------ DATA SECTION
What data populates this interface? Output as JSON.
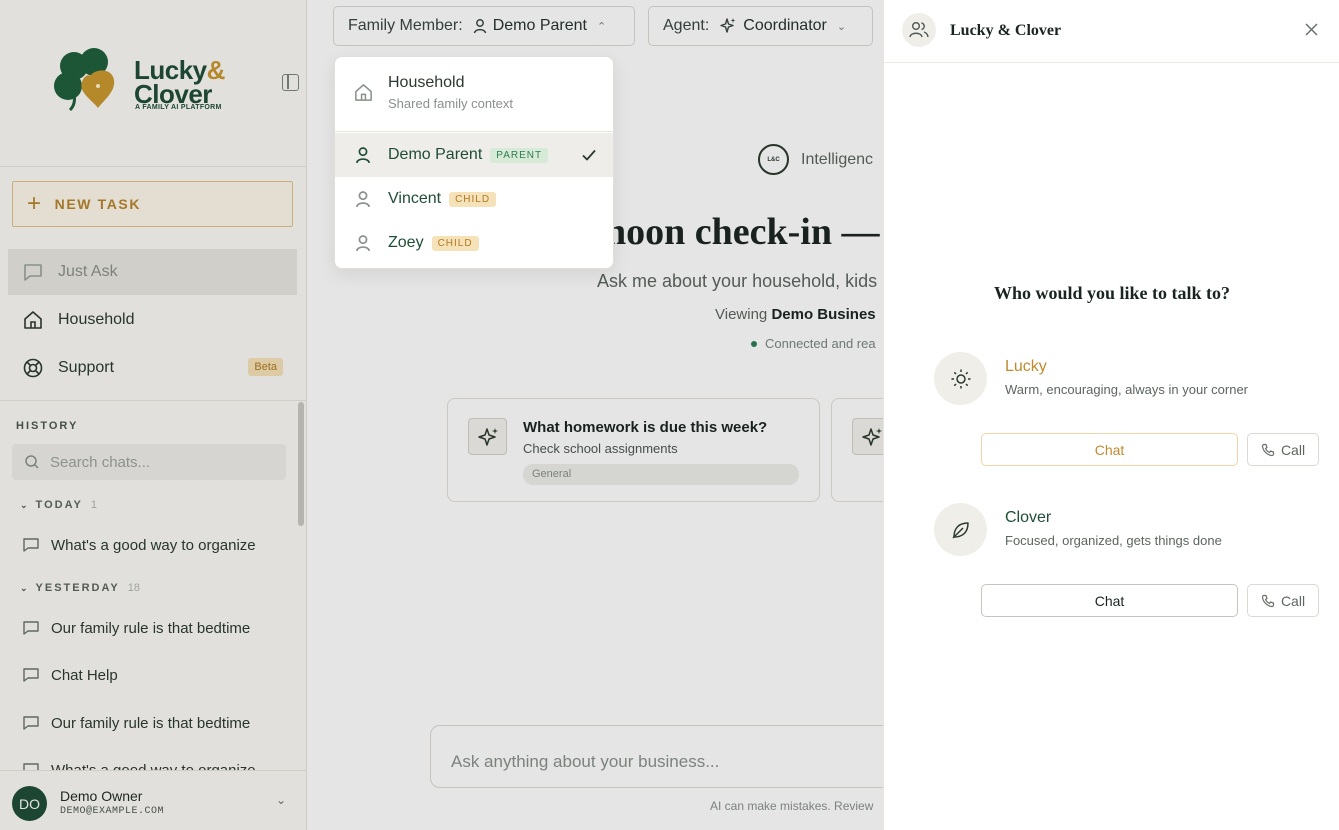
{
  "brand": {
    "name_line1": "Lucky",
    "name_amp": "&",
    "name_line2": "Clover",
    "tagline": "A FAMILY AI PLATFORM"
  },
  "sidebar": {
    "new_task_label": "NEW TASK",
    "nav": [
      {
        "label": "Just Ask",
        "icon": "chat-bubble-icon",
        "active": true
      },
      {
        "label": "Household",
        "icon": "home-icon"
      },
      {
        "label": "Support",
        "icon": "lifebuoy-icon",
        "badge": "Beta"
      }
    ],
    "history_label": "HISTORY",
    "search_placeholder": "Search chats...",
    "groups": [
      {
        "label": "TODAY",
        "count": "1",
        "items": [
          "What's a good way to organize"
        ]
      },
      {
        "label": "YESTERDAY",
        "count": "18",
        "items": [
          "Our family rule is that bedtime",
          "Chat Help",
          "Our family rule is that bedtime",
          "What's a good way to organize"
        ]
      }
    ],
    "user": {
      "initials": "DO",
      "name": "Demo Owner",
      "email": "DEMO@EXAMPLE.COM"
    }
  },
  "topbar": {
    "family_label": "Family Member:",
    "family_value": "Demo Parent",
    "agent_label": "Agent:",
    "agent_value": "Coordinator"
  },
  "family_dropdown": {
    "household": {
      "title": "Household",
      "subtitle": "Shared family context"
    },
    "members": [
      {
        "name": "Demo Parent",
        "role": "PARENT",
        "selected": true
      },
      {
        "name": "Vincent",
        "role": "CHILD",
        "selected": false
      },
      {
        "name": "Zoey",
        "role": "CHILD",
        "selected": false
      }
    ]
  },
  "main": {
    "intel_badge": "L&C",
    "intel_label": "Intelligenc",
    "hero": "noon check-in —",
    "subtitle": "Ask me about your household, kids",
    "viewing_prefix": "Viewing",
    "viewing_name": "Demo Busines",
    "connected": "Connected and rea",
    "cards": [
      {
        "title": "What homework is due this week?",
        "desc": "Check school assignments",
        "tag": "General"
      }
    ],
    "ask_placeholder": "Ask anything about your business...",
    "disclaimer": "AI can make mistakes. Review"
  },
  "panel": {
    "title": "Lucky & Clover",
    "question": "Who would you like to talk to?",
    "agents": [
      {
        "name": "Lucky",
        "desc": "Warm, encouraging, always in your corner",
        "chat_label": "Chat",
        "call_label": "Call",
        "color": "#c08a2f"
      },
      {
        "name": "Clover",
        "desc": "Focused, organized, gets things done",
        "chat_label": "Chat",
        "call_label": "Call",
        "color": "#1f4d36"
      }
    ]
  }
}
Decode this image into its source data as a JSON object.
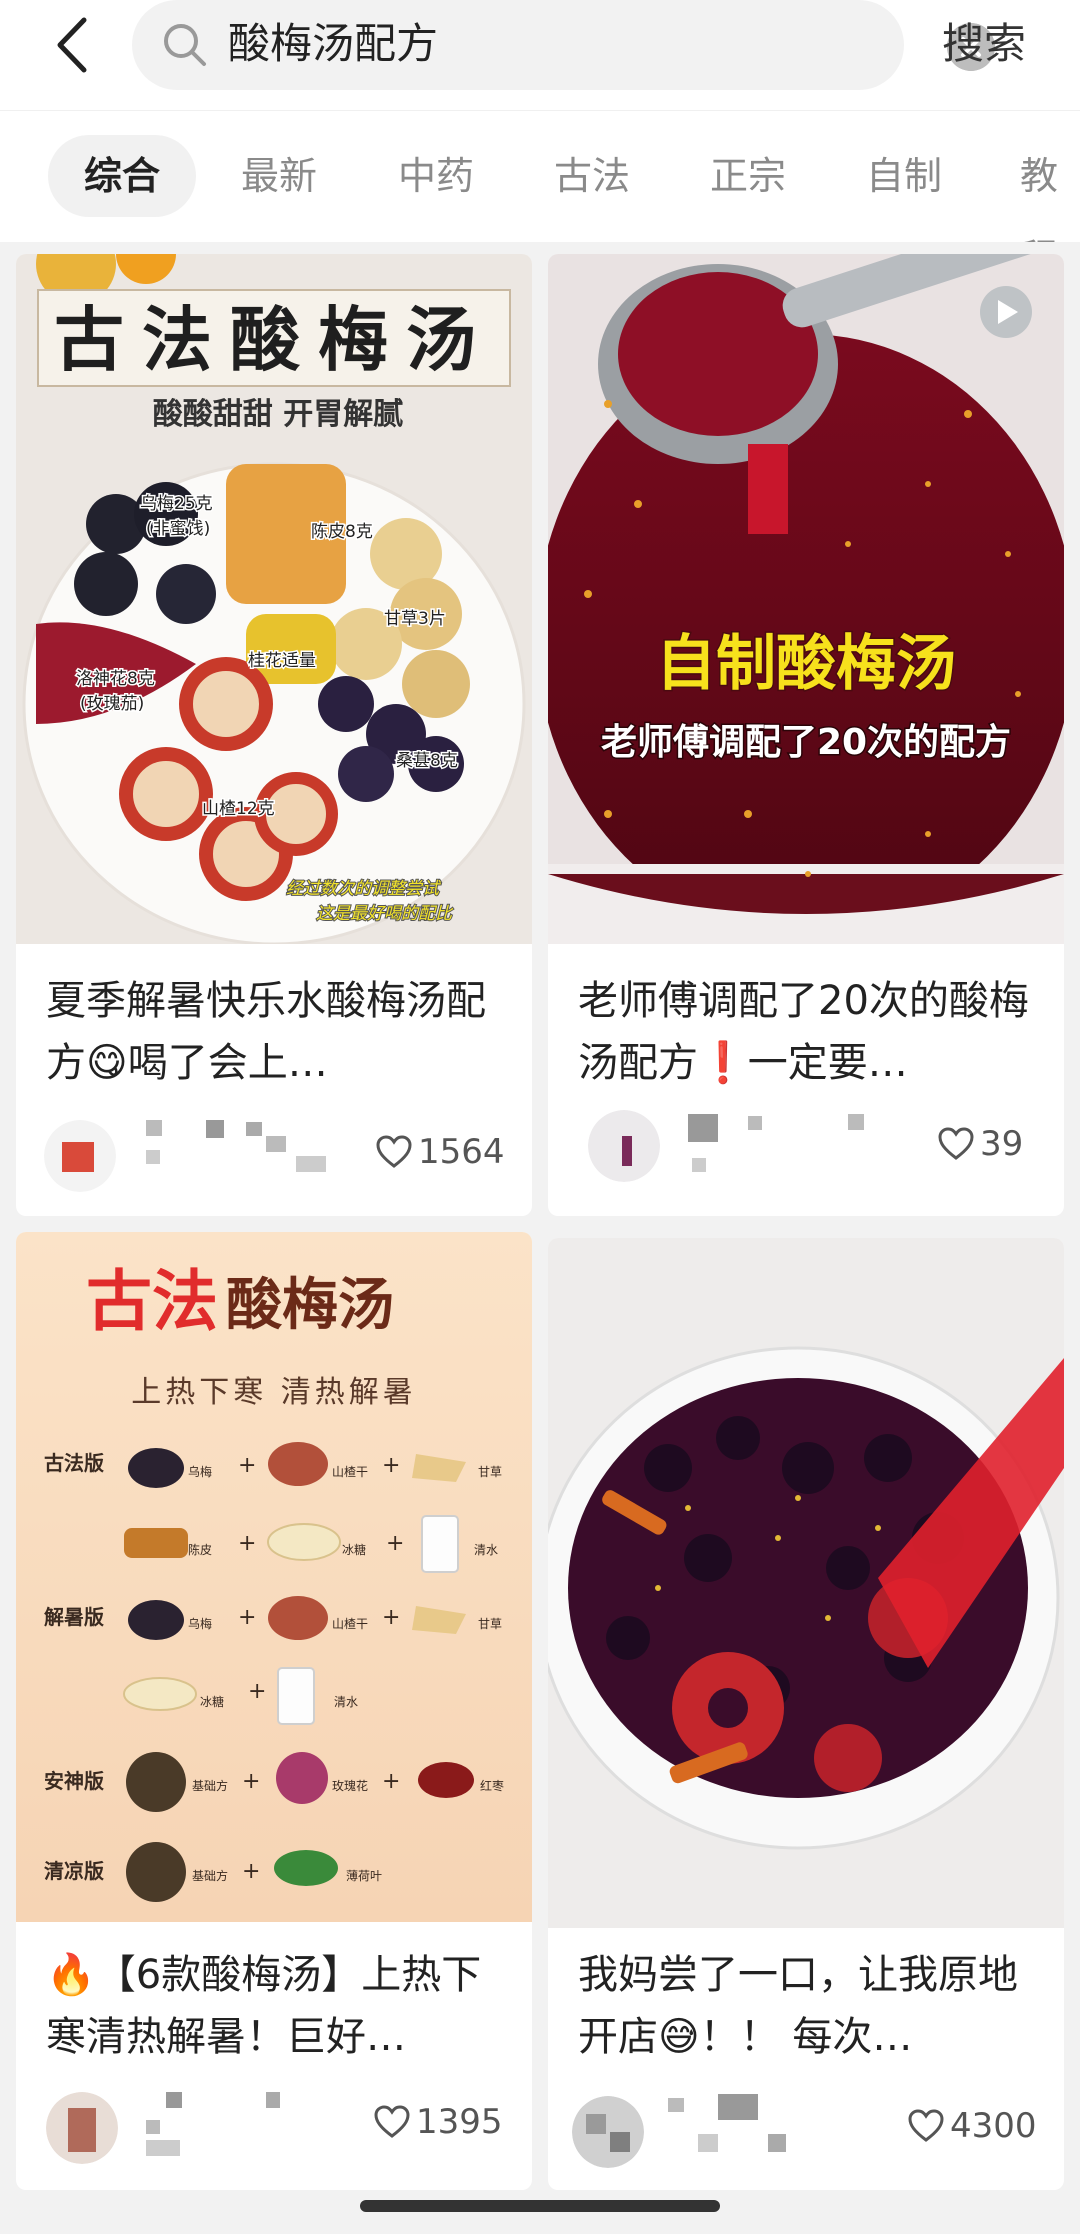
{
  "search": {
    "query": "酸梅汤配方",
    "button": "搜索"
  },
  "tabs": [
    "综合",
    "最新",
    "中药",
    "古法",
    "正宗",
    "自制",
    "教程"
  ],
  "cards": [
    {
      "image": {
        "heading": "古法酸梅汤",
        "subheading": "酸酸甜甜 开胃解腻",
        "labels": [
          "乌梅25克",
          "(非蜜饯)",
          "陈皮8克",
          "甘草3片",
          "桂花适量",
          "洛神花8克",
          "(玫瑰茄)",
          "桑葚8克",
          "山楂12克"
        ],
        "note1": "经过数次的调整尝试",
        "note2": "这是最好喝的配比"
      },
      "title": "夏季解暑快乐水酸梅汤配方😋喝了会上…",
      "likes": "1564"
    },
    {
      "image": {
        "heading": "自制酸梅汤",
        "subheading": "老师傅调配了20次的配方"
      },
      "title": "老师傅调配了20次的酸梅汤配方❗一定要…",
      "likes": "39"
    },
    {
      "image": {
        "heading_red": "古法",
        "heading_dark": "酸梅汤",
        "subheading": "上热下寒 清热解暑",
        "rows": [
          {
            "label": "古法版",
            "items": [
              "乌梅",
              "山楂干",
              "甘草"
            ]
          },
          {
            "label": "",
            "items": [
              "陈皮",
              "冰糖",
              "清水"
            ]
          },
          {
            "label": "解暑版",
            "items": [
              "乌梅",
              "山楂干",
              "甘草"
            ]
          },
          {
            "label": "",
            "items": [
              "冰糖",
              "清水"
            ]
          },
          {
            "label": "安神版",
            "items": [
              "基础方",
              "玫瑰花",
              "红枣"
            ]
          },
          {
            "label": "清凉版",
            "items": [
              "基础方",
              "薄荷叶"
            ]
          }
        ]
      },
      "title": "🔥【6款酸梅汤】上热下寒清热解暑！巨好…",
      "likes": "1395"
    },
    {
      "title": "我妈尝了一口，让我原地开店😅！！ 每次…",
      "likes": "4300"
    }
  ]
}
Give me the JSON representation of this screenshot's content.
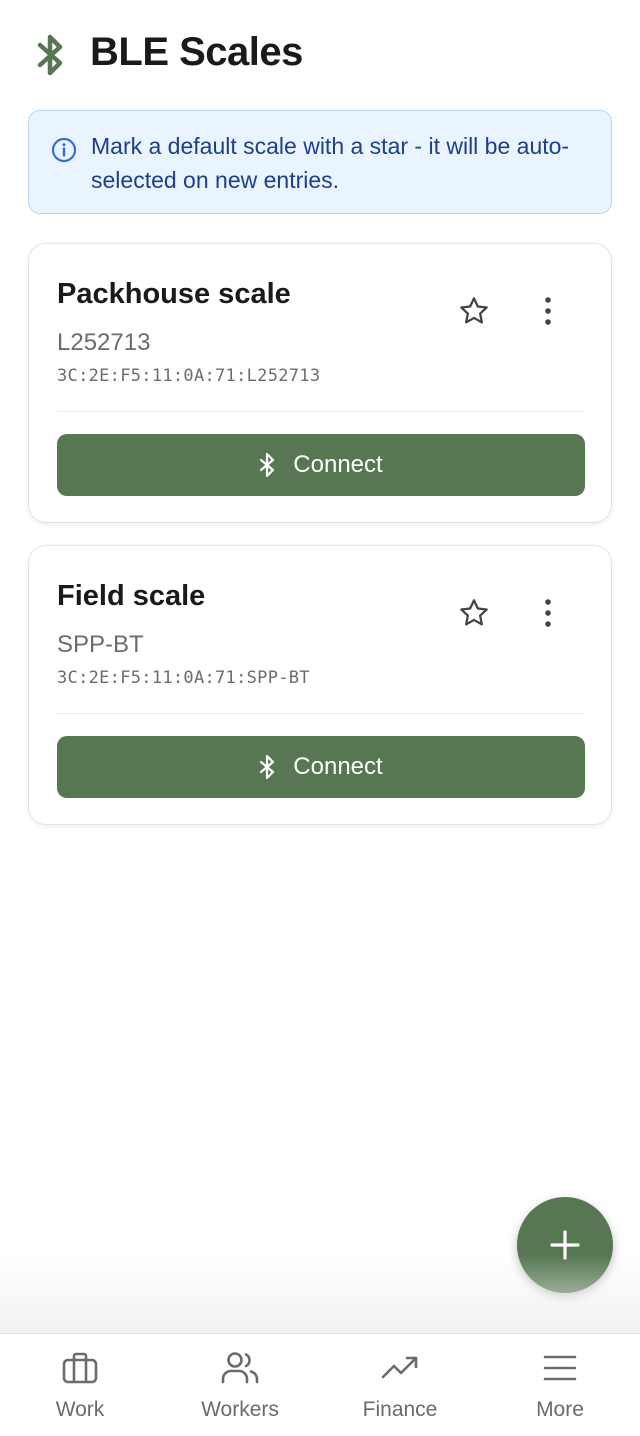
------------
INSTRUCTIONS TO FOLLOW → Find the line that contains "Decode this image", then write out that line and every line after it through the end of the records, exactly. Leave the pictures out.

WRITTEN ANSWER →
Decode this image into its source data as a JSON object.
{
  "search": {
    "query": "酸梅汤配方",
    "button": "搜索"
  },
  "tabs": [
    "综合",
    "最新",
    "中药",
    "古法",
    "正宗",
    "自制",
    "教程"
  ],
  "cards": [
    {
      "image": {
        "heading": "古法酸梅汤",
        "subheading": "酸酸甜甜 开胃解腻",
        "labels": [
          "乌梅25克",
          "(非蜜饯)",
          "陈皮8克",
          "甘草3片",
          "桂花适量",
          "洛神花8克",
          "(玫瑰茄)",
          "桑葚8克",
          "山楂12克"
        ],
        "note1": "经过数次的调整尝试",
        "note2": "这是最好喝的配比"
      },
      "title": "夏季解暑快乐水酸梅汤配方😋喝了会上…",
      "likes": "1564"
    },
    {
      "image": {
        "heading": "自制酸梅汤",
        "subheading": "老师傅调配了20次的配方"
      },
      "title": "老师傅调配了20次的酸梅汤配方❗一定要…",
      "likes": "39"
    },
    {
      "image": {
        "heading_red": "古法",
        "heading_dark": "酸梅汤",
        "subheading": "上热下寒 清热解暑",
        "rows": [
          {
            "label": "古法版",
            "items": [
              "乌梅",
              "山楂干",
              "甘草"
            ]
          },
          {
            "label": "",
            "items": [
              "陈皮",
              "冰糖",
              "清水"
            ]
          },
          {
            "label": "解暑版",
            "items": [
              "乌梅",
              "山楂干",
              "甘草"
            ]
          },
          {
            "label": "",
            "items": [
              "冰糖",
              "清水"
            ]
          },
          {
            "label": "安神版",
            "items": [
              "基础方",
              "玫瑰花",
              "红枣"
            ]
          },
          {
            "label": "清凉版",
            "items": [
              "基础方",
              "薄荷叶"
            ]
          }
        ]
      },
      "title": "🔥【6款酸梅汤】上热下寒清热解暑！巨好…",
      "likes": "1395"
    },
    {
      "title": "我妈尝了一口，让我原地开店😅！！ 每次…",
      "likes": "4300"
    }
  ]
}
Give me the JSON representation of this screenshot's content.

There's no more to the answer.